> TRY IT:
Omit every picture and write out the rest of the records exactly.

Website and app data records:
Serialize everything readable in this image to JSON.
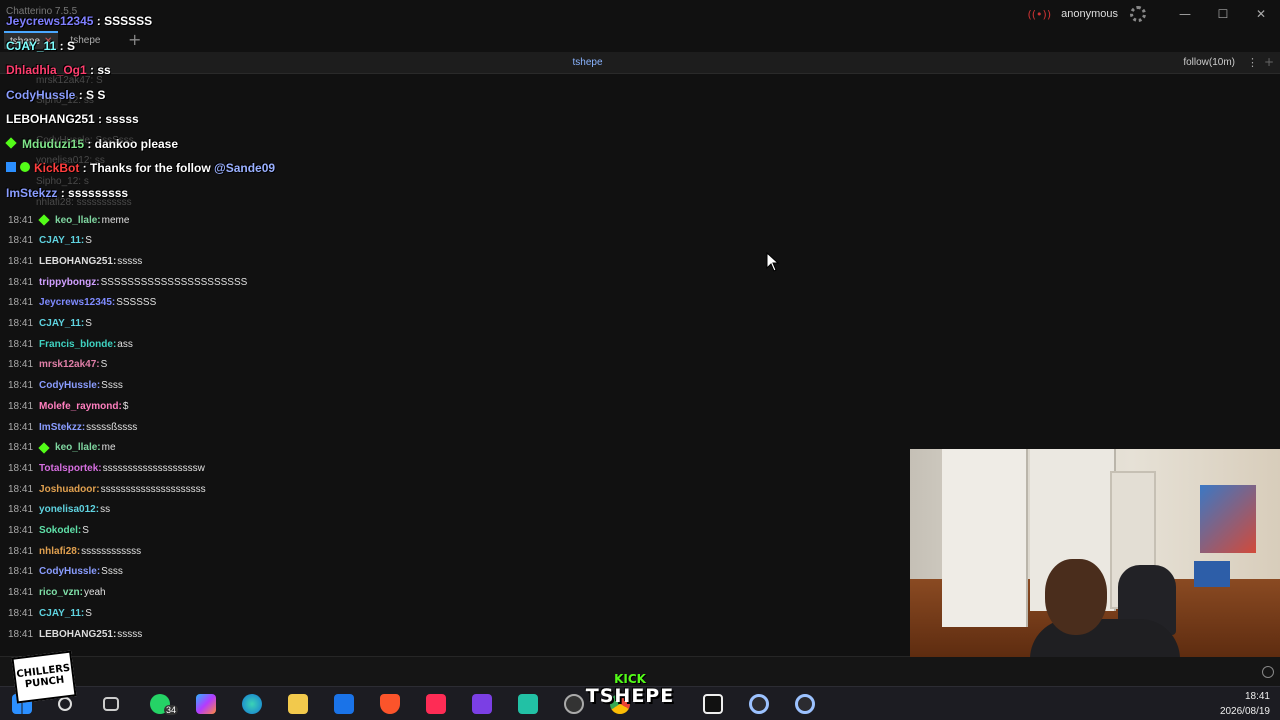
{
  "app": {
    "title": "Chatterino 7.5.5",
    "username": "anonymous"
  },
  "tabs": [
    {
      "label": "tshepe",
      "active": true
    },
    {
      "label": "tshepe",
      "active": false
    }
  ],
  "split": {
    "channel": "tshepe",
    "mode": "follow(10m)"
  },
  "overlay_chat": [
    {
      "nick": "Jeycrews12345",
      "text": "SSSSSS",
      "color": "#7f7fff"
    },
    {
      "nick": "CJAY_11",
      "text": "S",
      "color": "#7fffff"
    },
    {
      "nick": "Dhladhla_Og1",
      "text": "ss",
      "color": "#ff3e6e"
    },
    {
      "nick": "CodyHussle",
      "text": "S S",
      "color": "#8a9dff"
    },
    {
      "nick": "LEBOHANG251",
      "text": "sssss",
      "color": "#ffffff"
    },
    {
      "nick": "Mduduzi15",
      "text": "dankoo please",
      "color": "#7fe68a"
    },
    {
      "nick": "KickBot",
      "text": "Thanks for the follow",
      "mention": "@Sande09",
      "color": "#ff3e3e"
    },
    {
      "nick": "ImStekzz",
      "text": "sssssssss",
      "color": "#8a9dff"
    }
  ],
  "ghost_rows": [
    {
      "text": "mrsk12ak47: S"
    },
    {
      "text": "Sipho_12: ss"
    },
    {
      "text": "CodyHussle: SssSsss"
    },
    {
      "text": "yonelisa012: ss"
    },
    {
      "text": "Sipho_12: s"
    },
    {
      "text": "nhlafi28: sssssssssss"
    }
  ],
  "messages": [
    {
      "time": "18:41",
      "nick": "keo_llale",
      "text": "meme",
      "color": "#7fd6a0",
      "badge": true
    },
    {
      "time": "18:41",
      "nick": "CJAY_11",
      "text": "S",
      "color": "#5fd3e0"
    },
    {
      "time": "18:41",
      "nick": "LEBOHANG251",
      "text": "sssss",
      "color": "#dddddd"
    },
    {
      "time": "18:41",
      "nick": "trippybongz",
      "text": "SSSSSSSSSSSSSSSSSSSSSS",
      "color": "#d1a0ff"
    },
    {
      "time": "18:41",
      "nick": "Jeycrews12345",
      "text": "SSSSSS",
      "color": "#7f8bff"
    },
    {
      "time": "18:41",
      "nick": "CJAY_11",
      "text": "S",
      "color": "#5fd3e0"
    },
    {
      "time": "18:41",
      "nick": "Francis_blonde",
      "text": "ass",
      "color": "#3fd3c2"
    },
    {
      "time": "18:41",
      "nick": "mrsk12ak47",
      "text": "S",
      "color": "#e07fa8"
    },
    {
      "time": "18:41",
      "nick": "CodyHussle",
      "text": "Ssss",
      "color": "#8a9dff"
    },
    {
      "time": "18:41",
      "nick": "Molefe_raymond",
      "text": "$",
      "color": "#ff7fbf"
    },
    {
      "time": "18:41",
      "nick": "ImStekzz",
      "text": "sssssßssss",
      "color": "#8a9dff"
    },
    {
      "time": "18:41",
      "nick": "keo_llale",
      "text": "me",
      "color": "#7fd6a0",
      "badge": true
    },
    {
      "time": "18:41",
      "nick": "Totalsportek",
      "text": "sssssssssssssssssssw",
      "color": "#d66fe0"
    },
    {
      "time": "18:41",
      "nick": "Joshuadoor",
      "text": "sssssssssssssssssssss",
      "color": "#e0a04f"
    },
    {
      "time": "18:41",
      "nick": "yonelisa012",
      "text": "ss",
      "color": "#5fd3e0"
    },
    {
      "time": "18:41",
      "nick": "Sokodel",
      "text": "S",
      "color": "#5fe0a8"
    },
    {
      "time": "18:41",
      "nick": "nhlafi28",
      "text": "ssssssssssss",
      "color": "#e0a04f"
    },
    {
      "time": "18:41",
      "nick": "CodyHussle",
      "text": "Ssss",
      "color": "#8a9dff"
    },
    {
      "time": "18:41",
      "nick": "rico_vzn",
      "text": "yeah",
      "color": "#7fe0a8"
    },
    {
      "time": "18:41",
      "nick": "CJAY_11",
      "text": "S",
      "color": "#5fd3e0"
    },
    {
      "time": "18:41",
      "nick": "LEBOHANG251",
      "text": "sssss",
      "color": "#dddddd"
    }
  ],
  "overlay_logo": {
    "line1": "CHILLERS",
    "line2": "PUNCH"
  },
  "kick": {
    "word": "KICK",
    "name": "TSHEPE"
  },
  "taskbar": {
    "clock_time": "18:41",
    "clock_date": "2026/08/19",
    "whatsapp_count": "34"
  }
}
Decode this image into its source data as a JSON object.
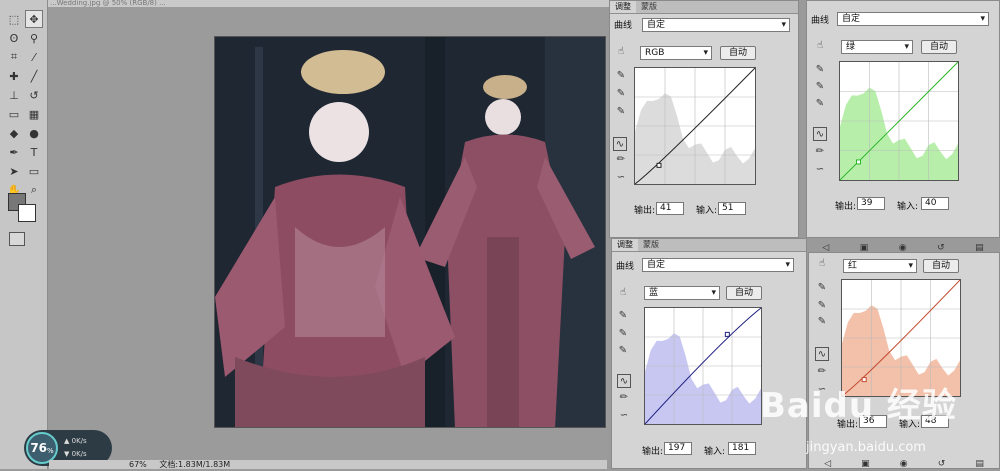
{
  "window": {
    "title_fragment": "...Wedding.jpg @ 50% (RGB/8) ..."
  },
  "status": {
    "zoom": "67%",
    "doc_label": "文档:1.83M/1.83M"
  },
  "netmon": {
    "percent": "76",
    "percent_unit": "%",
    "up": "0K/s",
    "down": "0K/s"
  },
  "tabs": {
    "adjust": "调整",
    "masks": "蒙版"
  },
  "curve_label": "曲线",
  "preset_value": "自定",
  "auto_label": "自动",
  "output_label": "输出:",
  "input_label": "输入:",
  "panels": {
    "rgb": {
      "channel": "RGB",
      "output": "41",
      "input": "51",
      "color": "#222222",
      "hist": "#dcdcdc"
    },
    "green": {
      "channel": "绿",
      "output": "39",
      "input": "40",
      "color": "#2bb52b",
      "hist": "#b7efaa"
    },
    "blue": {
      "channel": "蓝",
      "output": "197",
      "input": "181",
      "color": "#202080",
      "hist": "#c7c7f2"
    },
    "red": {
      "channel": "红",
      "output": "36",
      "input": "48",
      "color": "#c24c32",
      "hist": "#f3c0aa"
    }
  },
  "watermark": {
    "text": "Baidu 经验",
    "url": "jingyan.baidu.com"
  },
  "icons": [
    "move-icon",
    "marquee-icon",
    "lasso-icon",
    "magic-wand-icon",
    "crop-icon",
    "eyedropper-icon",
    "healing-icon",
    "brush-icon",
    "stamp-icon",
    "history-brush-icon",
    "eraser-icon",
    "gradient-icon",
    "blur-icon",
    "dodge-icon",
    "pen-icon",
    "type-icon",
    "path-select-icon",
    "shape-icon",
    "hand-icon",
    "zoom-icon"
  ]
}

> WRITTEN RESPONSE:
Serialize everything readable in this image to JSON.
{
  "app": {
    "title": "Chatterino 7.5.5",
    "username": "anonymous"
  },
  "tabs": [
    {
      "label": "tshepe",
      "active": true
    },
    {
      "label": "tshepe",
      "active": false
    }
  ],
  "split": {
    "channel": "tshepe",
    "mode": "follow(10m)"
  },
  "overlay_chat": [
    {
      "nick": "Jeycrews12345",
      "text": "SSSSSS",
      "color": "#7f7fff"
    },
    {
      "nick": "CJAY_11",
      "text": "S",
      "color": "#7fffff"
    },
    {
      "nick": "Dhladhla_Og1",
      "text": "ss",
      "color": "#ff3e6e"
    },
    {
      "nick": "CodyHussle",
      "text": "S S",
      "color": "#8a9dff"
    },
    {
      "nick": "LEBOHANG251",
      "text": "sssss",
      "color": "#ffffff"
    },
    {
      "nick": "Mduduzi15",
      "text": "dankoo please",
      "color": "#7fe68a"
    },
    {
      "nick": "KickBot",
      "text": "Thanks for the follow",
      "mention": "@Sande09",
      "color": "#ff3e3e"
    },
    {
      "nick": "ImStekzz",
      "text": "sssssssss",
      "color": "#8a9dff"
    }
  ],
  "ghost_rows": [
    {
      "text": "mrsk12ak47: S"
    },
    {
      "text": "Sipho_12: ss"
    },
    {
      "text": "CodyHussle: SssSsss"
    },
    {
      "text": "yonelisa012: ss"
    },
    {
      "text": "Sipho_12: s"
    },
    {
      "text": "nhlafi28: sssssssssss"
    }
  ],
  "messages": [
    {
      "time": "18:41",
      "nick": "keo_llale",
      "text": "meme",
      "color": "#7fd6a0",
      "badge": true
    },
    {
      "time": "18:41",
      "nick": "CJAY_11",
      "text": "S",
      "color": "#5fd3e0"
    },
    {
      "time": "18:41",
      "nick": "LEBOHANG251",
      "text": "sssss",
      "color": "#dddddd"
    },
    {
      "time": "18:41",
      "nick": "trippybongz",
      "text": "SSSSSSSSSSSSSSSSSSSSSS",
      "color": "#d1a0ff"
    },
    {
      "time": "18:41",
      "nick": "Jeycrews12345",
      "text": "SSSSSS",
      "color": "#7f8bff"
    },
    {
      "time": "18:41",
      "nick": "CJAY_11",
      "text": "S",
      "color": "#5fd3e0"
    },
    {
      "time": "18:41",
      "nick": "Francis_blonde",
      "text": "ass",
      "color": "#3fd3c2"
    },
    {
      "time": "18:41",
      "nick": "mrsk12ak47",
      "text": "S",
      "color": "#e07fa8"
    },
    {
      "time": "18:41",
      "nick": "CodyHussle",
      "text": "Ssss",
      "color": "#8a9dff"
    },
    {
      "time": "18:41",
      "nick": "Molefe_raymond",
      "text": "$",
      "color": "#ff7fbf"
    },
    {
      "time": "18:41",
      "nick": "ImStekzz",
      "text": "sssssßssss",
      "color": "#8a9dff"
    },
    {
      "time": "18:41",
      "nick": "keo_llale",
      "text": "me",
      "color": "#7fd6a0",
      "badge": true
    },
    {
      "time": "18:41",
      "nick": "Totalsportek",
      "text": "sssssssssssssssssssw",
      "color": "#d66fe0"
    },
    {
      "time": "18:41",
      "nick": "Joshuadoor",
      "text": "sssssssssssssssssssss",
      "color": "#e0a04f"
    },
    {
      "time": "18:41",
      "nick": "yonelisa012",
      "text": "ss",
      "color": "#5fd3e0"
    },
    {
      "time": "18:41",
      "nick": "Sokodel",
      "text": "S",
      "color": "#5fe0a8"
    },
    {
      "time": "18:41",
      "nick": "nhlafi28",
      "text": "ssssssssssss",
      "color": "#e0a04f"
    },
    {
      "time": "18:41",
      "nick": "CodyHussle",
      "text": "Ssss",
      "color": "#8a9dff"
    },
    {
      "time": "18:41",
      "nick": "rico_vzn",
      "text": "yeah",
      "color": "#7fe0a8"
    },
    {
      "time": "18:41",
      "nick": "CJAY_11",
      "text": "S",
      "color": "#5fd3e0"
    },
    {
      "time": "18:41",
      "nick": "LEBOHANG251",
      "text": "sssss",
      "color": "#dddddd"
    }
  ],
  "overlay_logo": {
    "line1": "CHILLERS",
    "line2": "PUNCH"
  },
  "kick": {
    "word": "KICK",
    "name": "TSHEPE"
  },
  "taskbar": {
    "clock_time": "18:41",
    "clock_date": "2026/08/19",
    "whatsapp_count": "34"
  }
}
Decode this image into its source data as a JSON object.
{
  "window": {
    "title_fragment": "...Wedding.jpg @ 50% (RGB/8) ..."
  },
  "status": {
    "zoom": "67%",
    "doc_label": "文档:1.83M/1.83M"
  },
  "netmon": {
    "percent": "76",
    "percent_unit": "%",
    "up": "0K/s",
    "down": "0K/s"
  },
  "tabs": {
    "adjust": "调整",
    "masks": "蒙版"
  },
  "curve_label": "曲线",
  "preset_value": "自定",
  "auto_label": "自动",
  "output_label": "输出:",
  "input_label": "输入:",
  "panels": {
    "rgb": {
      "channel": "RGB",
      "output": "41",
      "input": "51",
      "color": "#222222",
      "hist": "#dcdcdc"
    },
    "green": {
      "channel": "绿",
      "output": "39",
      "input": "40",
      "color": "#2bb52b",
      "hist": "#b7efaa"
    },
    "blue": {
      "channel": "蓝",
      "output": "197",
      "input": "181",
      "color": "#202080",
      "hist": "#c7c7f2"
    },
    "red": {
      "channel": "红",
      "output": "36",
      "input": "48",
      "color": "#c24c32",
      "hist": "#f3c0aa"
    }
  },
  "watermark": {
    "text": "Baidu 经验",
    "url": "jingyan.baidu.com"
  },
  "icons": [
    "move-icon",
    "marquee-icon",
    "lasso-icon",
    "magic-wand-icon",
    "crop-icon",
    "eyedropper-icon",
    "healing-icon",
    "brush-icon",
    "stamp-icon",
    "history-brush-icon",
    "eraser-icon",
    "gradient-icon",
    "blur-icon",
    "dodge-icon",
    "pen-icon",
    "type-icon",
    "path-select-icon",
    "shape-icon",
    "hand-icon",
    "zoom-icon"
  ]
}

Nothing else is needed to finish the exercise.